UTA In The News — Monday, August 30, 2021

Monday, Aug 30, 2021 • Media Contact : UT Arlington Media Relations

New degree 

UTA is hoping to address several needs regarding substance use treatment across the state with the creation of its new degree program, KERA reported. This academic year, the University is launching a Bachelor of Science in substance use and treatment to address student demand and a staffing shortage in the behavioral health field.

Mercy versus justice

Kent Ryan Kerley, professor and chair of criminology and criminal justice at UT Arlington offered his expertise on a death row case in an article for The New York Times.
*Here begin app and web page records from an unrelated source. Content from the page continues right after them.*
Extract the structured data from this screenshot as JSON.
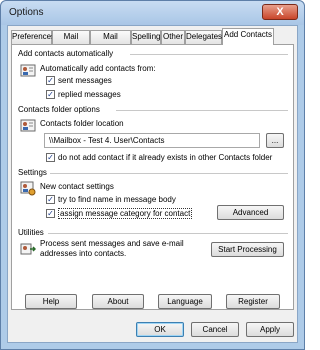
{
  "window": {
    "title": "Options",
    "close_symbol": "X"
  },
  "tabs": [
    "Preferences",
    "Mail Setup",
    "Mail Format",
    "Spelling",
    "Other",
    "Delegates",
    "Add Contacts"
  ],
  "add_contacts": {
    "section_title": "Add contacts automatically",
    "auto_add_label": "Automatically add contacts from:",
    "sent_messages": {
      "label": "sent messages",
      "checked": true
    },
    "replied_messages": {
      "label": "replied messages",
      "checked": true
    }
  },
  "contacts_folder": {
    "section_title": "Contacts folder options",
    "location_label": "Contacts folder location",
    "path": "\\\\Mailbox - Test 4. User\\Contacts",
    "browse_label": "...",
    "no_duplicate": {
      "label": "do not add contact if it already exists in other Contacts folder",
      "checked": true
    }
  },
  "settings": {
    "section_title": "Settings",
    "new_contact_label": "New contact settings",
    "try_find_name": {
      "label": "try to find name in message body",
      "checked": true
    },
    "assign_category": {
      "label": "assign message category for contact",
      "checked": true
    },
    "advanced_label": "Advanced"
  },
  "utilities": {
    "section_title": "Utilities",
    "description": "Process sent messages and save e-mail addresses into contacts.",
    "start_label": "Start Processing"
  },
  "bottom_buttons": {
    "help": "Help",
    "about": "About",
    "language": "Language",
    "register": "Register"
  },
  "dialog_buttons": {
    "ok": "OK",
    "cancel": "Cancel",
    "apply": "Apply"
  },
  "check_mark": "✓"
}
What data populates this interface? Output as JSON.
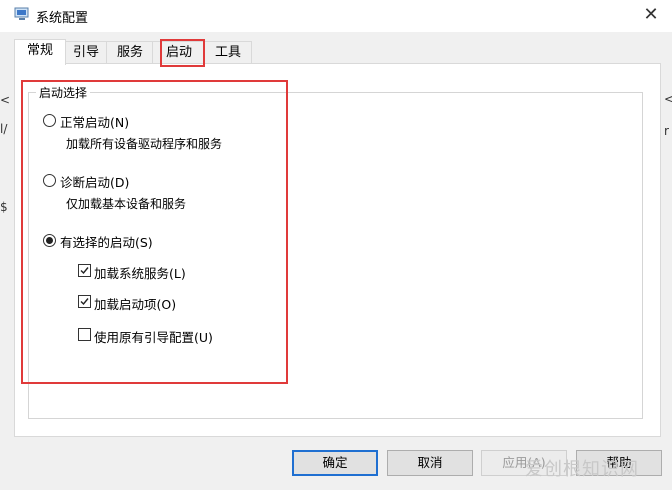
{
  "window": {
    "title": "系统配置",
    "close_glyph": "✕"
  },
  "tabs": [
    {
      "label": "常规",
      "active": true
    },
    {
      "label": "引导",
      "active": false
    },
    {
      "label": "服务",
      "active": false
    },
    {
      "label": "启动",
      "active": false
    },
    {
      "label": "工具",
      "active": false
    }
  ],
  "startup": {
    "group_label": "启动选择",
    "normal": {
      "label": "正常启动(N)",
      "desc": "加载所有设备驱动程序和服务",
      "selected": false
    },
    "diagnostic": {
      "label": "诊断启动(D)",
      "desc": "仅加载基本设备和服务",
      "selected": false
    },
    "selective": {
      "label": "有选择的启动(S)",
      "selected": true,
      "options": [
        {
          "label": "加载系统服务(L)",
          "checked": true
        },
        {
          "label": "加载启动项(O)",
          "checked": true
        },
        {
          "label": "使用原有引导配置(U)",
          "checked": false
        }
      ]
    }
  },
  "buttons": {
    "ok": "确定",
    "cancel": "取消",
    "apply": "应用(A)",
    "help": "帮助"
  },
  "watermark": "爱创根知识网",
  "colors": {
    "annotation": "#e03a3a",
    "default_button_border": "#1f6fd1"
  },
  "icons": {
    "app": "msconfig-icon",
    "close": "close-icon"
  }
}
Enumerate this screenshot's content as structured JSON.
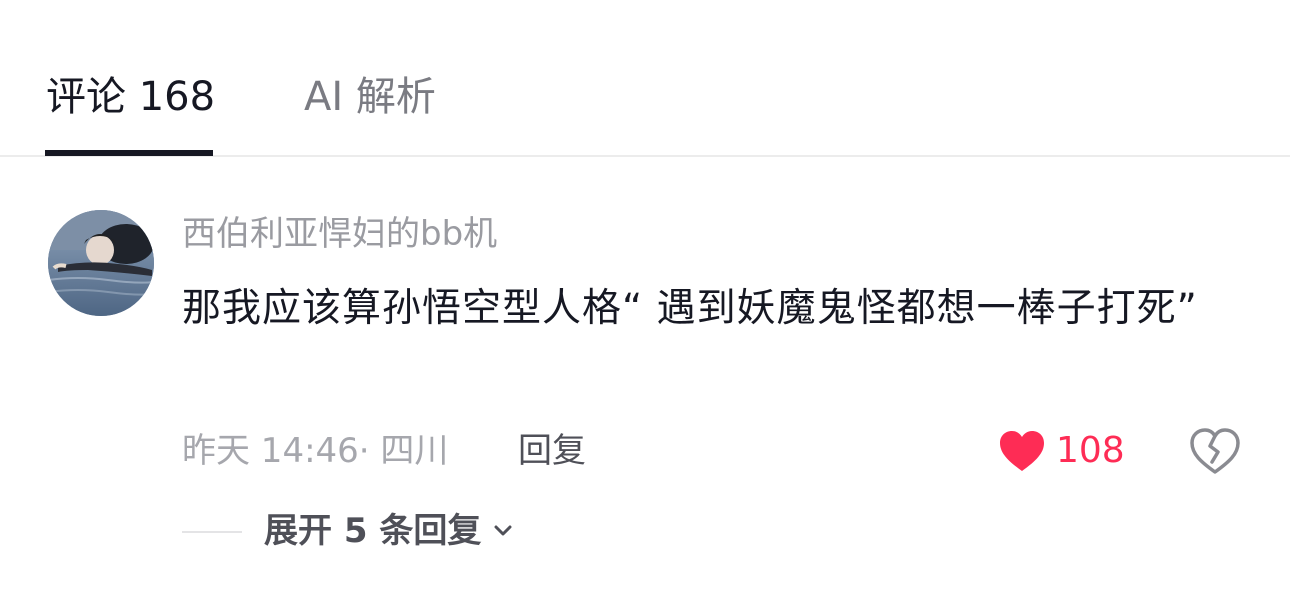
{
  "tabs": {
    "comments_label": "评论 168",
    "ai_label": "AI 解析"
  },
  "comment": {
    "username": "西伯利亚悍妇的bb机",
    "text": "那我应该算孙悟空型人格“ 遇到妖魔鬼怪都想一棒子打死”",
    "meta": "昨天 14:46· 四川",
    "reply_label": "回复",
    "like_count": "108",
    "liked": true,
    "like_color": "#fe2c55",
    "expand_label": "展开 5 条回复"
  },
  "icons": {
    "like": "heart-icon",
    "dislike": "broken-heart-icon",
    "expand": "chevron-down-icon"
  }
}
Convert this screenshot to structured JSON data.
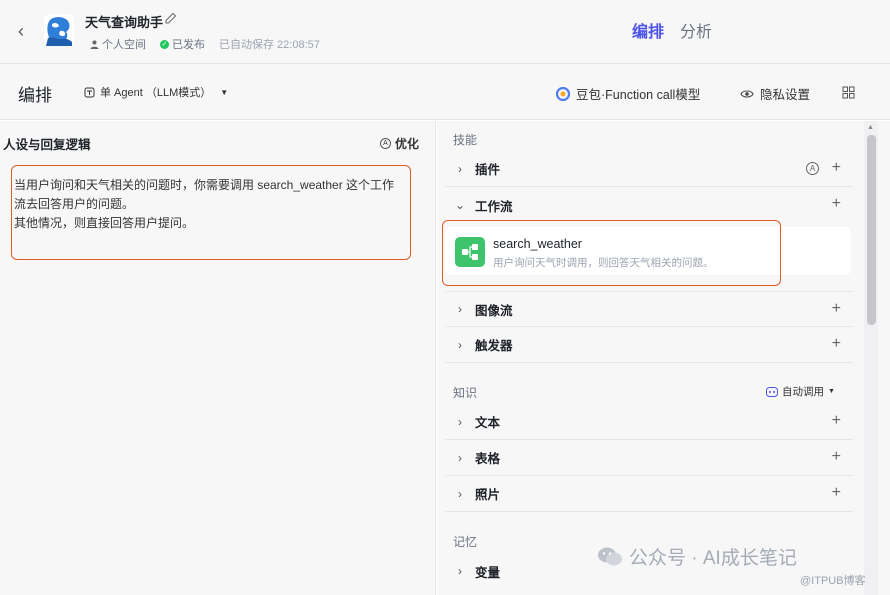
{
  "header": {
    "bot_name": "天气查询助手",
    "space": "个人空间",
    "status": "已发布",
    "autosave": "已自动保存 22:08:57",
    "tabs": [
      {
        "label": "编排",
        "active": true
      },
      {
        "label": "分析",
        "active": false
      }
    ]
  },
  "toolbar": {
    "title": "编排",
    "agent_mode": "单 Agent （LLM模式）",
    "model": "豆包·Function call模型",
    "privacy": "隐私设置"
  },
  "persona": {
    "title": "人设与回复逻辑",
    "optimize": "优化",
    "lines": [
      "当用户询问和天气相关的问题时，你需要调用 search_weather 这个工作",
      "流去回答用户的问题。",
      "其他情况，则直接回答用户提问。"
    ]
  },
  "skills": {
    "label": "技能",
    "plugin": "插件",
    "workflow": "工作流",
    "workflow_item": {
      "name": "search_weather",
      "desc": "用户询问天气时调用，则回答天气相关的问题。"
    },
    "image_flow": "图像流",
    "trigger": "触发器"
  },
  "knowledge": {
    "label": "知识",
    "auto_call": "自动调用",
    "text": "文本",
    "table": "表格",
    "photo": "照片"
  },
  "memory": {
    "label": "记忆",
    "variable": "变量"
  },
  "watermark": {
    "main": "公众号 · AI成长笔记",
    "sub": "@ITPUB博客"
  },
  "colors": {
    "accent": "#4d53e8",
    "highlight_box": "#e05a2b",
    "workflow_icon": "#3ec46d",
    "published": "#22c55e"
  }
}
Scheduled for execution on Sept. 8, John Henry Ramirez is suing to have his Baptist pastor lay hands on him as he dies. “It’s mercy versus justice, which one do they choose?” Kerley said. “This is a perfect test case.”

Misinformation regarding COVID-19
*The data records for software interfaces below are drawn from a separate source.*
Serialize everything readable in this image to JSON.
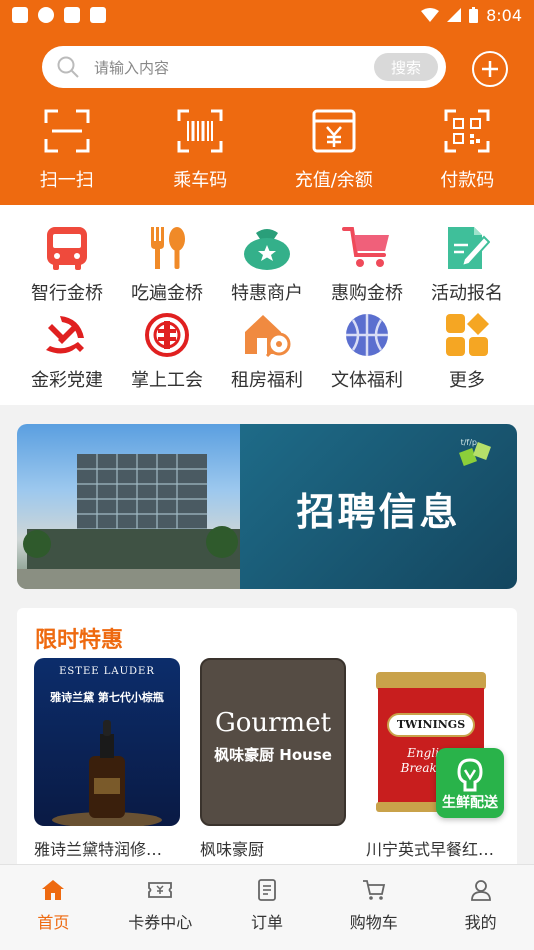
{
  "status_bar": {
    "time": "8:04"
  },
  "search": {
    "placeholder": "请输入内容",
    "button_label": "搜索"
  },
  "quick_actions": [
    {
      "label": "扫一扫",
      "icon": "scan-icon"
    },
    {
      "label": "乘车码",
      "icon": "barcode-icon"
    },
    {
      "label": "充值/余额",
      "icon": "yuan-wallet-icon"
    },
    {
      "label": "付款码",
      "icon": "qr-code-icon"
    }
  ],
  "services": [
    {
      "label": "智行金桥",
      "icon": "bus-icon"
    },
    {
      "label": "吃遍金桥",
      "icon": "fork-spoon-icon"
    },
    {
      "label": "特惠商户",
      "icon": "star-bag-icon"
    },
    {
      "label": "惠购金桥",
      "icon": "shopping-cart-icon"
    },
    {
      "label": "活动报名",
      "icon": "edit-document-icon"
    },
    {
      "label": "金彩党建",
      "icon": "party-emblem-icon"
    },
    {
      "label": "掌上工会",
      "icon": "union-emblem-icon"
    },
    {
      "label": "租房福利",
      "icon": "house-key-icon"
    },
    {
      "label": "文体福利",
      "icon": "basketball-icon"
    },
    {
      "label": "更多",
      "icon": "more-grid-icon"
    }
  ],
  "banner": {
    "title": "招聘信息",
    "corner_text": "t/f/p"
  },
  "deals": {
    "title": "限时特惠",
    "products": [
      {
        "name": "雅诗兰黛特润修…",
        "image_brand": "ESTEE LAUDER",
        "image_title": "雅诗兰黛 第七代小棕瓶"
      },
      {
        "name": "枫味豪厨",
        "image_brand": "Gourmet",
        "image_title": "枫味豪厨 House"
      },
      {
        "name": "川宁英式早餐红…",
        "image_brand": "TWININGS",
        "image_title": "English Breakfast"
      }
    ]
  },
  "floating_button": {
    "label": "生鲜配送"
  },
  "tabs": [
    {
      "label": "首页",
      "icon": "home-icon",
      "active": true
    },
    {
      "label": "卡券中心",
      "icon": "coupon-icon",
      "active": false
    },
    {
      "label": "订单",
      "icon": "order-icon",
      "active": false
    },
    {
      "label": "购物车",
      "icon": "cart-icon",
      "active": false
    },
    {
      "label": "我的",
      "icon": "user-icon",
      "active": false
    }
  ],
  "colors": {
    "brand": "#ee6a10",
    "fresh": "#29b34a"
  }
}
Erin Carlson, UTA associate clinical professor in the College of Nursing and Health Innovation, was featured in Forbes and the Dallas Observer discussing ivermectin, an antiparasitic medication used to deworm cows and horses, in the fight against COVID-19. The Food and Drug Administration (FDA) recently granted full approval to the Pfizer COVID-19 vaccine. Even though the FDA explicitly warns against ivermectin, some people believe it is a better solution. “When in doubt, Texans should look to science for COVID-19 answers … and take human medicine, like FDA-approved human medicine for a human virus,” said Carlson.

Virtual learning in Fort Worth

Fort Worth school officials rolled out a plan for a virtual learning option for students who can’t safely come back to school during the pandemic. Peggy Semingson, a professor in UT Arlington’s Department of Linguistics and TESOL, spoke with the Fort Worth Star-Telegram, saying the public wifi service is a step up for families in those neighborhoods who will rely on it for distance learning. Making sure families have access to wifi is one of the most important things school districts can do to make sure their students succeed in distance learning, said Semingson.